> [WHAT IS REQUIRED]:
How many lines in the records below contain "Source"? Reply with the number only.
-- DATASET CONTENT follows --
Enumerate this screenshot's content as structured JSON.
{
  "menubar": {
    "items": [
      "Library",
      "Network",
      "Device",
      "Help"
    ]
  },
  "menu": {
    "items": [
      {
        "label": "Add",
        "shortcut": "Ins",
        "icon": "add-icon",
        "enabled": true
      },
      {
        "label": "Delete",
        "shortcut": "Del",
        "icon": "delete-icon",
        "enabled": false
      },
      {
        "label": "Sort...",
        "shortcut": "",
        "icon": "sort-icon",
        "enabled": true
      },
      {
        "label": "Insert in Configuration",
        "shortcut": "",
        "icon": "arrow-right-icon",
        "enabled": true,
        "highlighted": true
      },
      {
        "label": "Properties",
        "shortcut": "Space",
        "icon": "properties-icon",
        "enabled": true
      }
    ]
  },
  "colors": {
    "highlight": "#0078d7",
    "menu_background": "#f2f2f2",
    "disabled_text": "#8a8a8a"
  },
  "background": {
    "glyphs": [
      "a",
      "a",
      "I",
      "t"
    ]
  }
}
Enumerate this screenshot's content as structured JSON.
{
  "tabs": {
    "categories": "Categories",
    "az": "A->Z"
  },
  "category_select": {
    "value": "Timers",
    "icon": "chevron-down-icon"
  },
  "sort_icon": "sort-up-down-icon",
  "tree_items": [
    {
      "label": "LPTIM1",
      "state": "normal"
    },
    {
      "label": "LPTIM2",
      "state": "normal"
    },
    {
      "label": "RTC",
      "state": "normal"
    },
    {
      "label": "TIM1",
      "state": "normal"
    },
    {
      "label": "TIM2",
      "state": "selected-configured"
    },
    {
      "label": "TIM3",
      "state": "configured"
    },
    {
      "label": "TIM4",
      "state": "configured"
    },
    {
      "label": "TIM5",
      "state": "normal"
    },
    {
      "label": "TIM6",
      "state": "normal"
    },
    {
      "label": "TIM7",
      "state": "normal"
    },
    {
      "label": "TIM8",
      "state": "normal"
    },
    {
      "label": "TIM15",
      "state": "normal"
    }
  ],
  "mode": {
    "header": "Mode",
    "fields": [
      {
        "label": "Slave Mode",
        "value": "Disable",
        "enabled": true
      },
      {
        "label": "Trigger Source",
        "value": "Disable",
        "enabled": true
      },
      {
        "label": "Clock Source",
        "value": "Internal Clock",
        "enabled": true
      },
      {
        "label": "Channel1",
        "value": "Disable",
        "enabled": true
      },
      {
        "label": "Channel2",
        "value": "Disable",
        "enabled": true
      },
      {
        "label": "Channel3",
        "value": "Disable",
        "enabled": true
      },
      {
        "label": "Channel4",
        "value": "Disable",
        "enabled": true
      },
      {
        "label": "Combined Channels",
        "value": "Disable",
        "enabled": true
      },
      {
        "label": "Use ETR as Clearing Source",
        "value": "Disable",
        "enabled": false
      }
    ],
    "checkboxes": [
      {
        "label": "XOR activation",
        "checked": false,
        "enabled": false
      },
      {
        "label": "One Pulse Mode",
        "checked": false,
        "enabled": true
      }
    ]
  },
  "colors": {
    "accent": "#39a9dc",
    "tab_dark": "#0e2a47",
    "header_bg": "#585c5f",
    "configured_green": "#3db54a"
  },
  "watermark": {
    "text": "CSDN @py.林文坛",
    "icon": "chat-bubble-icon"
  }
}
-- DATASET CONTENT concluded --
> [WRITTEN RESPONSE]:
3